Send back all the data below, exactly as given.

RECORD EXCERPTS:
------------------------------

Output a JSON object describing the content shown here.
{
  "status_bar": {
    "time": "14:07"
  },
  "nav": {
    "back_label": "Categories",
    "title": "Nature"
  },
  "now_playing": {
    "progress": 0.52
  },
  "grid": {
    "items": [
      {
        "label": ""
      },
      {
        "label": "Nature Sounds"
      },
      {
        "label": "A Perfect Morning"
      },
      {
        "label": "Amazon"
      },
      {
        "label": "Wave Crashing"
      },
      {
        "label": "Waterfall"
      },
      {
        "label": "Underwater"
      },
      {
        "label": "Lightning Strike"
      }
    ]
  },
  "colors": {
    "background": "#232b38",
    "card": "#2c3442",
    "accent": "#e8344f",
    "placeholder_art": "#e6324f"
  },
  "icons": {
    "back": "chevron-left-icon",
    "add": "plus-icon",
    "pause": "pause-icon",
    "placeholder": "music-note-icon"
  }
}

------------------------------

SOLVED EXERCISE:
Output a JSON object describing the content shown here.
{
  "status_bar": {
    "time": "14:07"
  },
  "nav": {
    "back_label": "Categories",
    "title": "Nature"
  },
  "now_playing": {
    "progress": 0.52
  },
  "grid": {
    "items": [
      {
        "label": ""
      },
      {
        "label": "Nature Sounds"
      },
      {
        "label": "A Perfect Morning"
      },
      {
        "label": "Amazon"
      },
      {
        "label": "Wave Crashing"
      },
      {
        "label": "Waterfall"
      },
      {
        "label": "Underwater"
      },
      {
        "label": "Lightning Strike"
      }
    ]
  },
  "colors": {
    "background": "#232b38",
    "card": "#2c3442",
    "accent": "#e8344f",
    "placeholder_art": "#e6324f"
  },
  "icons": {
    "back": "chevron-left-icon",
    "add": "plus-icon",
    "pause": "pause-icon",
    "placeholder": "music-note-icon"
  }
}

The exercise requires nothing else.